The Annapurna Circuit is a classic. With the building of roads from the south on both sides its possible to customize the length of the trek and there are many deviations off the main trail leading you into small villages which to this day are virtually untouched by modern development.
A nice variation of the circuit is the path leading to the villages of Naar and Phu, crossing the Kang La (5322 m) on the way back to the main trail. This area was closed to trekkers until late 2002 and still very few venture off the well-trodden circuit up to these relatively unexplored villages surrounded by many dazzling 7000 m peaks.
From Chame the trek climbs up through beautiful forests, gorges and narrow canyons, past ancient gompas in century old villages. Beyond Manang you can leave the busy trail again by trekking via Tilicho Tal (4920 m), crossing two 5000 m plus passes instead of the customary trail via Thorung La (5415 m).
The main circuit trail has ample guesthouses along the way. If you do plan on deviating from the trail and exploring the two areas mentioned above it’s advisable to check the flow of trekkers at entry point or simply bring a tent in case guesthouse options run out.
If you decide to trek the Annapurna Circuit during the monsoon be aware that the Annapurna region is one of the wetter areas in Nepal and the beginning of the circuit will see quite a bit of rain in the summer months. Manang valley however, receives much less rain than the Pokhara side of the Annapurna range. The driest area in Nepal is Upper Mustang and Manang lies just to the east and is therefore sheltered from the heavy precipitation of the rest of the country. For tips on trekking in Nepal during monsoon head over to the GHT Blog and “7 Tips for Monsoon Trekking“.
March, April, May, September, October, November
Level of Difficulty
Annapurna Conservation Area Project (ACAP) Permit and Trekkers Information Management System (TIMS) Permit.
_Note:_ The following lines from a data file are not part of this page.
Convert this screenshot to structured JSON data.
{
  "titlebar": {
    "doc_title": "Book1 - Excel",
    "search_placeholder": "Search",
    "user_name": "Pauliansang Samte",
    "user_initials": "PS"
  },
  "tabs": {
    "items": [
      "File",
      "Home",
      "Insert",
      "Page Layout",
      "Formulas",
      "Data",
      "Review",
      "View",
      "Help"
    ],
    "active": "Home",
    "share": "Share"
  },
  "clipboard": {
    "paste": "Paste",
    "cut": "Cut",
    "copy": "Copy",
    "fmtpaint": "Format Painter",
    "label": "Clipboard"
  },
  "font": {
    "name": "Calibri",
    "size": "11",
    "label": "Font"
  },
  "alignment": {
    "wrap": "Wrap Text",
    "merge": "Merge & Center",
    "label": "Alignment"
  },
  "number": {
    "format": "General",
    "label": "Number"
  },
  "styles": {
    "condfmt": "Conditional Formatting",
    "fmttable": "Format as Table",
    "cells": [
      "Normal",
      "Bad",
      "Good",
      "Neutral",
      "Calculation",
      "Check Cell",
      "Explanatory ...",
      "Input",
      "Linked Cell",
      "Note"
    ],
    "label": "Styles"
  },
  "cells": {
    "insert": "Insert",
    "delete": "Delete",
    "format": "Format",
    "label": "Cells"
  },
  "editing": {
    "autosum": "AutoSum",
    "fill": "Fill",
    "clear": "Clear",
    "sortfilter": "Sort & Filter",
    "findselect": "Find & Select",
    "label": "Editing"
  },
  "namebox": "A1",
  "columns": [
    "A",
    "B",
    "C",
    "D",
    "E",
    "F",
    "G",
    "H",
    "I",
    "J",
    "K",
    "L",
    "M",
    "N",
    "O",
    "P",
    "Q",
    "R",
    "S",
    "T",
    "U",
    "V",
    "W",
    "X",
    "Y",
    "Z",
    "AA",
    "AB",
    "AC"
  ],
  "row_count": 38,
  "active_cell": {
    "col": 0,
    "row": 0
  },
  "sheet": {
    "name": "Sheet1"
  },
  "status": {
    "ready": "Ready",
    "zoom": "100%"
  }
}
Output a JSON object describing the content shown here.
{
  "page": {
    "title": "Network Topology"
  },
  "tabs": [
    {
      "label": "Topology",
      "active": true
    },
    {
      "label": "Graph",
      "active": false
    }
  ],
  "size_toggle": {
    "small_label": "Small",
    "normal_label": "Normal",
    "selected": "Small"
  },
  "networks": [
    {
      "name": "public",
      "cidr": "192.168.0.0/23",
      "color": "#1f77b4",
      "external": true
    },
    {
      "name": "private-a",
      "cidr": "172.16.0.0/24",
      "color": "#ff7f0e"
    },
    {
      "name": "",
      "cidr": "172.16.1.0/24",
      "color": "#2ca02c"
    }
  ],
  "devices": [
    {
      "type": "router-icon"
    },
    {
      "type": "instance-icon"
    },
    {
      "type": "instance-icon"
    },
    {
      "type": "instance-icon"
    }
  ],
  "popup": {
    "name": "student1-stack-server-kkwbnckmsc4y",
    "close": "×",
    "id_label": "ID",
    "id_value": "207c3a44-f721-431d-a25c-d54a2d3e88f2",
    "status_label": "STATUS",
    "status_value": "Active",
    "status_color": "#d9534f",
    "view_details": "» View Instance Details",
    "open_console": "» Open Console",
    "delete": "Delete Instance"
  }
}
Issued in Kathmandu.
- Day 1 Drive from Kathmandu or Pokhara to Besisahar on blacktop road, then drive Besisahar to Chamje (1430 m) on dirt track.
- Day 2 Chamje (1430 m) - Bagarchhap (2164 m) 6-7 hrs
- Day 3 Bagarchhap (2164 m) - Chame (2730 m) via Timang. 6 hrs
- Day 4 Chame (2730 m) - Pisang (3186 m) 6-7 hrs
- Day 5 Pisang (3186 m) - Manang village (3540 m) via Ghyaru and Ngawal. 7-8 hours
- Day 6 Rest day and acclimatization. Explore Manang.
- Day 7 Manang (3540 m) - Yak Kharka (4050 m) 6 hrs
- Day 8 Yak Kharka (4050 m) - Thorong Phedi (4510 m) 4 hrs
- Day 9 Thorong Phedi (4510 m) - Muktinath (3760 m) via Thorong-La pass (5416 m) 9 hrs
- Day 10 Muktinath (3760 m) - Kagbeni (2810 m) 4 hrs
- Day 11 Kagbeni (2810 m) - Marpha (2640 m) 5-6 hrs
- Day 12 Marpha (2640 m) - Kalopani (2560 m) 6 hrs
- Day 13 Kalopani (2560 m) - Tatopani (1190 m) 8 hrs
- Day 14 Tatopani (1190 m) - Ghorepani (2800 m) 8-9 hrs
- Day 15 Ghorepani (2800 m) - Tikhedhunga (1570 m). Include a sunrise trek from Ghorepani to Poon Hill (3200 m). 7 hr
- Day 16 Tikhedhunga (1570 m) - Nayapul (1070 m), drive to Pokhara (3 hrs)
- Day 17 Flight Pokhara to Kathmandu or drive 8 hrs
Specialised Operators offering this itinerary
- The Muddy Mayhem of Ropain Jul 08, 2015
- A Guide to the Best Base Camp Treks in Nepal Dec 29, 2017
- Trekker’s Journal: A 3-day round trip to Poon Hill Apr 26, 2016